The East African quoted Kuol Nyuon, assistant professor at the University of Juba’s Department of Political Science, calling on the newly formed reconciliation government to redouble its anti-corruption efforts. Nyuon said decisive action needed to be taken for South Sudan to begin attracting foreign investors to assist in reconstruction efforts following the civil war.
Why It Matters

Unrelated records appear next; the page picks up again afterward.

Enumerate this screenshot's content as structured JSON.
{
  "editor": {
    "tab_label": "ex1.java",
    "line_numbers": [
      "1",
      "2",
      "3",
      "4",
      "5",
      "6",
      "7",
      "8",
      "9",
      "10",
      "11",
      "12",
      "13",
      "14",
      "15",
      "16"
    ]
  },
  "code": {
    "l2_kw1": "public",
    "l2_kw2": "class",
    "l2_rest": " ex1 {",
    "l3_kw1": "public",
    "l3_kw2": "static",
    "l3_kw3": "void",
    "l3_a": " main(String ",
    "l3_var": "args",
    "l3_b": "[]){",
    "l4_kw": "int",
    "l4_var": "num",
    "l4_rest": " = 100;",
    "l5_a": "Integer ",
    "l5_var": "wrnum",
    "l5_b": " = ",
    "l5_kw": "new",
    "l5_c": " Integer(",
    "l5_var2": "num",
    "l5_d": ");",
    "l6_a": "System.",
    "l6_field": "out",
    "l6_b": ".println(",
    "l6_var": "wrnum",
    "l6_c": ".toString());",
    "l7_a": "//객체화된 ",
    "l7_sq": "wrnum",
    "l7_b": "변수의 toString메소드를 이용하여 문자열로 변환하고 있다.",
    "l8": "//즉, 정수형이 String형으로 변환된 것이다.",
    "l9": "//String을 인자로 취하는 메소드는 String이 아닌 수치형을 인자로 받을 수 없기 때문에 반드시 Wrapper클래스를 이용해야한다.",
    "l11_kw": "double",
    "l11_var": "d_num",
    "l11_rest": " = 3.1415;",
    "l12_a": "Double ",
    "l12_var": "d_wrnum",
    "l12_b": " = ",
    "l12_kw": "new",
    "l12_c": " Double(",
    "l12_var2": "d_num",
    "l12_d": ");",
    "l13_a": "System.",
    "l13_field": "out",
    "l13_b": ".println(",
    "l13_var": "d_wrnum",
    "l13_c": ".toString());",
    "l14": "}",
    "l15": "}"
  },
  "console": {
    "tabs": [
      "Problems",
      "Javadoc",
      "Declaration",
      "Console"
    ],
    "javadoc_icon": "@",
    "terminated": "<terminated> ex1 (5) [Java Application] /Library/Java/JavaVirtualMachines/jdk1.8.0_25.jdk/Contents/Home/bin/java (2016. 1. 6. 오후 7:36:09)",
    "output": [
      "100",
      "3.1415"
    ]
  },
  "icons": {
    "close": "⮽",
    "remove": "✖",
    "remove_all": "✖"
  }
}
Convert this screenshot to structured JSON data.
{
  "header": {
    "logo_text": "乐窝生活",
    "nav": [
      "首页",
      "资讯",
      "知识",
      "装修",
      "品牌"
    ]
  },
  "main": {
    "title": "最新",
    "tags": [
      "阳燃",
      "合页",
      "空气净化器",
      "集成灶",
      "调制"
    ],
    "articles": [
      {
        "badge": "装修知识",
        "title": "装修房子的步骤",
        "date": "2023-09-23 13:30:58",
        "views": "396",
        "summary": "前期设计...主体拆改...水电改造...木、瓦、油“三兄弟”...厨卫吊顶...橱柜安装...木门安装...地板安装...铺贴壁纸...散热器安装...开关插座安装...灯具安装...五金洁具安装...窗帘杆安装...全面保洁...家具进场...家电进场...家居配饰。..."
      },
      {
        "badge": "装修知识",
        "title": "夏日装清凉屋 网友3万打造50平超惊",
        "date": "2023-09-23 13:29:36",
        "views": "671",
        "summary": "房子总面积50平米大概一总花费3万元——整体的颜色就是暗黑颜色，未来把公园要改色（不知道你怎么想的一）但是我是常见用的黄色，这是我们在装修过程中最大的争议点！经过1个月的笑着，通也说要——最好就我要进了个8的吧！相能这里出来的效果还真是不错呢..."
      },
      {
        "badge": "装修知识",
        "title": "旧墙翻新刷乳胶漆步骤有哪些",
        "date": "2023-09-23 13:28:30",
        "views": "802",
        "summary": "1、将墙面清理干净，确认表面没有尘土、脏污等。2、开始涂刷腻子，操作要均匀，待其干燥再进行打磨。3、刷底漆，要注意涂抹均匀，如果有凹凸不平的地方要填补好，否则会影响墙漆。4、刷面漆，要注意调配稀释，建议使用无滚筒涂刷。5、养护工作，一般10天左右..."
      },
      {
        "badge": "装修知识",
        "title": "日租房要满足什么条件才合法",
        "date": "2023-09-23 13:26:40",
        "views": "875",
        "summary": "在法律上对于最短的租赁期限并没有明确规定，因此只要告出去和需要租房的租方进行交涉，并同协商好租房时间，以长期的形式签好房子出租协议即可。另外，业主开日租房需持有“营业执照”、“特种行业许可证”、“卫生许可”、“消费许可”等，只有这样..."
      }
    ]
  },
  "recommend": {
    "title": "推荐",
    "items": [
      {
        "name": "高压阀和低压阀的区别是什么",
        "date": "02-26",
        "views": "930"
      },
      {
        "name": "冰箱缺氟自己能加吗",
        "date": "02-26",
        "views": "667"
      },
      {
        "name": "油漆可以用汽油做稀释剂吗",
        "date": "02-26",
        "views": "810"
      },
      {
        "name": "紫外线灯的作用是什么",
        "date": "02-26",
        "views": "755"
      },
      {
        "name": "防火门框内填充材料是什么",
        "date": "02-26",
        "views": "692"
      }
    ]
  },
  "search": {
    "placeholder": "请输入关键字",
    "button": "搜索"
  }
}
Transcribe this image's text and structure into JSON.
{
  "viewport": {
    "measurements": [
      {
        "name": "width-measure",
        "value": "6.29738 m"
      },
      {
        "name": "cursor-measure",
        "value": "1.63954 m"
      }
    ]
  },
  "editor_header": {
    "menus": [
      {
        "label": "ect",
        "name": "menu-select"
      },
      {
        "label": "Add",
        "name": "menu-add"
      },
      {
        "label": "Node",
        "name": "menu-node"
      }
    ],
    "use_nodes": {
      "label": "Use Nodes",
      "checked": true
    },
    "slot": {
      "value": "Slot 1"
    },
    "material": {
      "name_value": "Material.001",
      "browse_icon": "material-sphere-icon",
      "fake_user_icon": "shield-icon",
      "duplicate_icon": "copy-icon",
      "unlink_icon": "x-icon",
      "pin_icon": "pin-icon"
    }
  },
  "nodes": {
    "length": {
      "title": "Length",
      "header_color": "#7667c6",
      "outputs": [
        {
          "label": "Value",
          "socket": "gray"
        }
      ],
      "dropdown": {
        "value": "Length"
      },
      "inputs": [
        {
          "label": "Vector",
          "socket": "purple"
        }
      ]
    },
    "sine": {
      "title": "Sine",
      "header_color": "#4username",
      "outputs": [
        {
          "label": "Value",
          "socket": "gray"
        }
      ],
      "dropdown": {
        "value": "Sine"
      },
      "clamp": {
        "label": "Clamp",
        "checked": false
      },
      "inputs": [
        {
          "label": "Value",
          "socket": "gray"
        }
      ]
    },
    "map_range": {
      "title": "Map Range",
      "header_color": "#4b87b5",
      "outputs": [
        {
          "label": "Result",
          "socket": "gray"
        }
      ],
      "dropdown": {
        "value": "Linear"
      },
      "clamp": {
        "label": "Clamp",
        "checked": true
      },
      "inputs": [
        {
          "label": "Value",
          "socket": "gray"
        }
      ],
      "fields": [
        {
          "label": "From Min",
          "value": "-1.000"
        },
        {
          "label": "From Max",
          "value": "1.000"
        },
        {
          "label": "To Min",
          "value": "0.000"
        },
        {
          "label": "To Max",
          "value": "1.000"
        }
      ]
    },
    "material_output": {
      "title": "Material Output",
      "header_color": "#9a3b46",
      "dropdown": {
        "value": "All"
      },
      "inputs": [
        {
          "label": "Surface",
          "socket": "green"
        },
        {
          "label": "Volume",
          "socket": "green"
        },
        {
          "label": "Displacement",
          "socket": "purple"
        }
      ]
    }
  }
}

South Sudan bas been of the largest foreign aid recipients in Africa. Billions, however have been siphoned off by corrupt leadership and cronies. Machar will face a heavy challenge to implement an anti-corruption initiative, as a not insignificant number of South Sudanese officials directly profited from the civil war, according to “Consequences for Kleptocrats,” a report by the Sentry, an investigative and advocacy group. Nevertheless, corruption will need to be addressed, as it frequently undermines reconstruction efforts for developing nations. Funds needed to rebuild infrastructure, bolster bureaucratic institutions, and ensure a reliable supply of basic goods and services for citizens become lost, diverted, or embezzled due to corruption. The absence of a functioning state apparatus due to insufficient funds in turn creates conditions for lawlessness, black markets, and informal economies, which could devolve into riots and mass protests, and reignite tensions left over from a civil war.